In the neighbouring Haryana, where all the ten seats are going to polls, BJP will be hard pressed to retain the seven seats it won last time. The performance of the BJP government led by Manohar Lal Khattar is far from satisfactory and the party is heavily banking on the ‘Modi factor’ to sail through these elections.
The Indian National Lok Dal (INLD), the party of the Choutalas, which secured two seats last time, has split since then, leading to the formation of Jananayak Janata Party (JJP).
Haryana’s decades-long love affair with dynastic politics continues and the electoral field is filled with the dynasts of various hues.
In Hisar, for instance, it is a grand triangular fight among three dynasts: Dushyant Choutala (JJP), great grandson of late Deputy Prime Minister Devi Lal, contesting against Bhavya Bishnoi (Cong) grandson of Bhajan Lal and Brijendra Singh (BJP), son of Union minister Birendra Singh, and an IAS officer of Haryana cadre who resigned from service to stand for election. Brijendra Singh is also the grandson of well-known peasant leader, Chhotu Ram.

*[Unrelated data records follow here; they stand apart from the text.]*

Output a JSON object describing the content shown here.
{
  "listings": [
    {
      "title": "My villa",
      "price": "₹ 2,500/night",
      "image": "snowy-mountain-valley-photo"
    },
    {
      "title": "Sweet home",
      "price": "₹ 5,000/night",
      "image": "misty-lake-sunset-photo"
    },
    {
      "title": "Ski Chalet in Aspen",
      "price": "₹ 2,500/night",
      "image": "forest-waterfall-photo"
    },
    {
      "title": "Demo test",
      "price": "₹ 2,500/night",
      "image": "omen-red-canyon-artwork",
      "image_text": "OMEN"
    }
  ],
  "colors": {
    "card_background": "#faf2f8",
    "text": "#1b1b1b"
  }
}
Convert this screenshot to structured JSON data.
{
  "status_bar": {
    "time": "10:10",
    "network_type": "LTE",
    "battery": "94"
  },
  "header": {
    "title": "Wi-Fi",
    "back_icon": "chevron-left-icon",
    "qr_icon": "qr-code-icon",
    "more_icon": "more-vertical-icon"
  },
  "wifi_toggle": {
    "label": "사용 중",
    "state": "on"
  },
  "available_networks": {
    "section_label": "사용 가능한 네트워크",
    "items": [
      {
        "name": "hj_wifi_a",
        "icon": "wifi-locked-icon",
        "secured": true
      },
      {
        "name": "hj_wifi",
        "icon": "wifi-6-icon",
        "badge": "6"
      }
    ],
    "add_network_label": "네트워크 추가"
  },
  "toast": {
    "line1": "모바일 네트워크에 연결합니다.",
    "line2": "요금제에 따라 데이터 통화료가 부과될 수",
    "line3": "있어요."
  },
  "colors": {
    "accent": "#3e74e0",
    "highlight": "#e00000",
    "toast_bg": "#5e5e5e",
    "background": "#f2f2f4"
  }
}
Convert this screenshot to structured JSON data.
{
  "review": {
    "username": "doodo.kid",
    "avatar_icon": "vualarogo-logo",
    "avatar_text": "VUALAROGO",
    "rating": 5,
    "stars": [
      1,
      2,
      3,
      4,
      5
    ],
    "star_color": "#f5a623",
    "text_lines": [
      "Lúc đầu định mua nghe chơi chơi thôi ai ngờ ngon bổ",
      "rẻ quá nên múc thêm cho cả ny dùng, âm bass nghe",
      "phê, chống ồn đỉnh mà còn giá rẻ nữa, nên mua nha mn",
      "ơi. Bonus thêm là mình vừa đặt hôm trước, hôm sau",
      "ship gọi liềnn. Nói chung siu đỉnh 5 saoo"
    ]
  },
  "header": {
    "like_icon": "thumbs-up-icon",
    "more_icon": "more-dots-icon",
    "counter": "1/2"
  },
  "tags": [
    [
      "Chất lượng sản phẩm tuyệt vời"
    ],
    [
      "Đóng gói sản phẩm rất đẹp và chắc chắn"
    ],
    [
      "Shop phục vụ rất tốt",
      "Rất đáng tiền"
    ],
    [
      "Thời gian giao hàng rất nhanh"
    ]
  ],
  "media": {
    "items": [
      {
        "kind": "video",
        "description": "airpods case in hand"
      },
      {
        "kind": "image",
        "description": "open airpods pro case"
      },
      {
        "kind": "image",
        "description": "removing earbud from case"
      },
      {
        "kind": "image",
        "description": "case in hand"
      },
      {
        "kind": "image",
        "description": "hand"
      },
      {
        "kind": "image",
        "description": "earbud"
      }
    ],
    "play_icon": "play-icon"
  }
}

In Rohtak, which is a Hooda family stronghold, former chief minister Bhupinder Singh Hooda has put up his son Deepinder Singh Hooda to defend it for the third time. Choudhury Ranbir Singh Hooda, the grandfather, had also won from here twice. To make the family hegemony complete, Bhupinder is also contesting from Sonipet, though his eyes are set on the Assembly polls due in less than six months.
In Bhawani, it is another Congress strongman Bansi Lal’s granddaughter Shruthi Choudhary who is giving a tough fight to BJP’s sitting MP Dharamvir Singh.
Uttar Pradesh – where the BJP had won 12 out of 14 seats going to polls in this phase – offers the biggest challenge to the BJP as the SP-BSP alliance has overcome its initial hiccups and Akhilesh Yadav and Mayawati seem to have got their cadres to work together. The Congress also seems to be playing ball by covertly supporting the ghatbandhan candidates wherever they are in a position to defeat the BJP.
The inter-changing of constituencies between mother and son duo of Maneka Gandhi and Varun Gandhi at their request demonstrate the muddled thinking in the BJP. The voters of both Sultanpur and Philibhit don’t seem to have taken it kindly and the BJP may end up losing both.
On the other hand, in the SP, Mulayam Singh Yadav has vacated his Azhamgarh seat to his son, Akhilesh Yadav and moved to his old constituency of Mainpuri and in the absence of a challenge from the BSP, they are expected to romp home comfortably.
In Bihar, the BJP and its ally, LJP are defending all the eight seats against an RJD-led ghatbandhan, which has roped in even smaller caste outfits like Vikassheel Insaf Party (VIP) of Mukesh Saini and Hindustan Awam Morcha of former Bihar CM Jitan Ram Majhi. Saini, representing a Mallah (fisherman) community, is expected to add value to the alliance, but how effective it will be remains to be seen.
Bhopal in Madhya Pradesh is witnessing a battle royal between former chief minister Digvijay Singh and Sadhvi Pragya Singh Thakur, an accused in the Malegaon blast case. Digvijay has paraded with like-minded Sadhus to prove his Hindutva credentials and he is no pushover in these polls. In Guna, Jyotiraditya Scindia of the Congress shouldn’t have too much difficulty in retaining his seat.
There are eight seats at stake in West Bengal, all held by the Trinamool Congress. BJP is giving a tough fight to TMC by fully exploiting the Bengalis’ growing uneasiness with the uninterrupted inflow of migrants from the neighbouring Bangladesh. There are reports suggesting that even some of the communist cadres are supporting the BJP to defeat their principal rival, Mamata Banerjee. BJP has to cross the threshold of 30 per cent votes across the state to be able to better its 2014 performance when it won only two seats.
The sixth phase now and the last one on May 19 together account for 118 seats, which, by and large, will decide as to who will call the shots in government formation: The BJP or its existing and potential allies.